  21. Strengthening PKI at Dartmouth • Standard PKI is single factor authentication – it is something you have (a private key) • Storing the private key in a secure place and protecting access to it with a passphrase creates Two Factor Authentication • (i.e. private key [something you have] and passphrase [something you know]) • But storing a private key in software ONLY means it can be copied to many places – some of which may not be secure – potentially reducing this to single factor only (the passphrase protecting the private key) and also making it vulnerable to offline attacks • Storing the key in a FIPS-140 authenticated PKI hardware module ensures the private key only has a single instance - But a single instance can be restricting unless it is very portable

  22. Strengthening PKI at Dartmouth • Smartcards or USB Tokens are very portable hardware options. The USB Token is usually favored over smartcards due to the additional cost of the latter option requiring readers everywhere the card is to be used (USB is mostly ubiquitous) • Dartmouth chose Aladdin eToken as its partner for PKI hardware modules after an evaluation of available products utilized for this purpose • Aladdin eToken is a house key sized HSM that protects PKI keys and can also perform other information security functions • Dartmouth began rolling out to freshmen 4 years ago, also targeted faculty and staff are required to carry them for compliance (FERPA, HIPAA) reasons

  23. Strengthening PKI at Dartmouth • Dartmouth started with 16K version eToken Pro, then 32K models – now moving to 64K version that allows for stronger key sizes, and trialing 72K Java OS version • Aladdin also has combination devices that contain a standard flash memory chip (like a standards thumb drive) as well as the cryptography chip (delivering 2-for-1 functionality) • Aladdin provides drivers for the eToken for the operating systems supported on the Dartmouth Campus – Windows, Linux, Mac OSX • By spring 2008, all freshmen will have had a chance to obtain an eToken with a certificate and Dartmouth can start requiring Two Factor Authentication for applications with sensitive data (PKI is optional right now)

  24. Summary • Identity theft is one of the fastest growing crimes in the US still, Institutions of Higher Education are a prime target - 29% of this activity results from Campus compromises • Dartmouth has already had a security breach (17,000 people potentially impacted in 2004) • Protecting sensitive data with passwords is no longer sufficient – Two Factor Authentication is recommended • Passwords by nature are vulnerable to many different easily replicable attacks • No consistency in policy and implementation, allowing exploits for weak, reused, unmonitored passwords • Dartmouth has been implementing PKI and eTokens as the replacement authentication mechanism to passwords since 2003 • Aladdin eTokens combined with PKI provide bullet-proof Two Factor protection • Browsers now have better support for PKI, making it very useable for everyday users as vendors recognize the importance of this technology to securing digital assets

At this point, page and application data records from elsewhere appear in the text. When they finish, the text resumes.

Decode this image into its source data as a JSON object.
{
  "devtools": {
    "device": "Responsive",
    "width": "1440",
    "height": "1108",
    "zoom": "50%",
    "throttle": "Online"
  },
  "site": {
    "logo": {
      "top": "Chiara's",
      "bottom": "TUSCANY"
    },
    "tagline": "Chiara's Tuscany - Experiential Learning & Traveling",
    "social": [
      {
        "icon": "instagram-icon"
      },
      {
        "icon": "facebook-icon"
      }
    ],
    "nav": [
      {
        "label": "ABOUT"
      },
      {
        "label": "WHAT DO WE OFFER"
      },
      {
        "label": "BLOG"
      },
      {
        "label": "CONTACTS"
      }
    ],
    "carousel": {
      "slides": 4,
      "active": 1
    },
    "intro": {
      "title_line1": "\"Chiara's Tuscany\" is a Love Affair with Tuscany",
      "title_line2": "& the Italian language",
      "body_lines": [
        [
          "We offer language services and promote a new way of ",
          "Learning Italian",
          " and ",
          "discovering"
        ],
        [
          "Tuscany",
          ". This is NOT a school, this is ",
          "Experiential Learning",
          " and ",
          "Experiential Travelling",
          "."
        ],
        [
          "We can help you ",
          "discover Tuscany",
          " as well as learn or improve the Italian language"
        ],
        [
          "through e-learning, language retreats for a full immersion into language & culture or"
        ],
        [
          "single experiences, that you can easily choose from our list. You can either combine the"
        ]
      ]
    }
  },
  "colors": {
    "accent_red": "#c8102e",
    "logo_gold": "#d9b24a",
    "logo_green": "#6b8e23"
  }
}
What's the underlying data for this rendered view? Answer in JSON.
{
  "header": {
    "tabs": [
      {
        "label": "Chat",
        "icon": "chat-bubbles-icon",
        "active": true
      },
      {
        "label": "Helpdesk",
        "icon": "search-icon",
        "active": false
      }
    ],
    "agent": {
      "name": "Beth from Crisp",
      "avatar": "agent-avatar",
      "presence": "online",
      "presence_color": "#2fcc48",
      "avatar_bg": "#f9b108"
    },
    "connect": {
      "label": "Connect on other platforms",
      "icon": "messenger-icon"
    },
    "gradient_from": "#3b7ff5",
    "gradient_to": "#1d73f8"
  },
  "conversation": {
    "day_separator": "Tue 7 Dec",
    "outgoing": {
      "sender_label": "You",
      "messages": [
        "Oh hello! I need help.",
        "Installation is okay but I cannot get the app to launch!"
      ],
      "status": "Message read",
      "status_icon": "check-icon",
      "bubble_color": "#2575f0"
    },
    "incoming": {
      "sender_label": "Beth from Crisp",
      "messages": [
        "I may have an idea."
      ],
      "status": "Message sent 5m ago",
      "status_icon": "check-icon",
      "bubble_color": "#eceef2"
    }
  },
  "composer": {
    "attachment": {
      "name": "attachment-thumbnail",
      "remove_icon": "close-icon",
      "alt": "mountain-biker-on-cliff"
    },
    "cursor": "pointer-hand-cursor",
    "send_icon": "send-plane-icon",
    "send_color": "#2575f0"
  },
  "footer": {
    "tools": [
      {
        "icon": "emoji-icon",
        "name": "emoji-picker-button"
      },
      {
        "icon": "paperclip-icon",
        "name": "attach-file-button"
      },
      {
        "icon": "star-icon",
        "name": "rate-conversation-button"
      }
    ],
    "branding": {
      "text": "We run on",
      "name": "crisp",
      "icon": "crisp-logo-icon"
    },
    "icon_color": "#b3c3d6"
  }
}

  25. Summary • James E. Wright, President of Dartmouth College has publicly endorsed and promoted the PKI project. In reference to this project he stated: “We need to be careful that we do not stray from the basic principles of access and openness that John Kemeny articulated and that the academy embraced so many years ago. Colleges and universities are not, by definition, secretive places. They thrive on the free exchange of ideas and on open debate. But nor can we afford to be Pollyannaish about the real changes that have occurred in the digital world in which we live and learn. Thus we must strive for a sensitive balance between openness and security, between access and control. We need both. …Public key systems enable parties to engage in the trusted exchange of information even if they have never met and share no secrets beforehand.” • Dartmouth, by making eTokens available to incoming freshmen, is almost complete with its roll out for all students. • Faculty and Staff who access sensitive information are required to use 2-factor authentication via use of Aladdin eTokens • Failing to look ahead in our IT choices means failing in our research and educational mission. EDUCAUSE Review, vol. 37, no. 5

  26. Questions? For More Information… Scott Rea - Scott.Rea@dartmouth.edu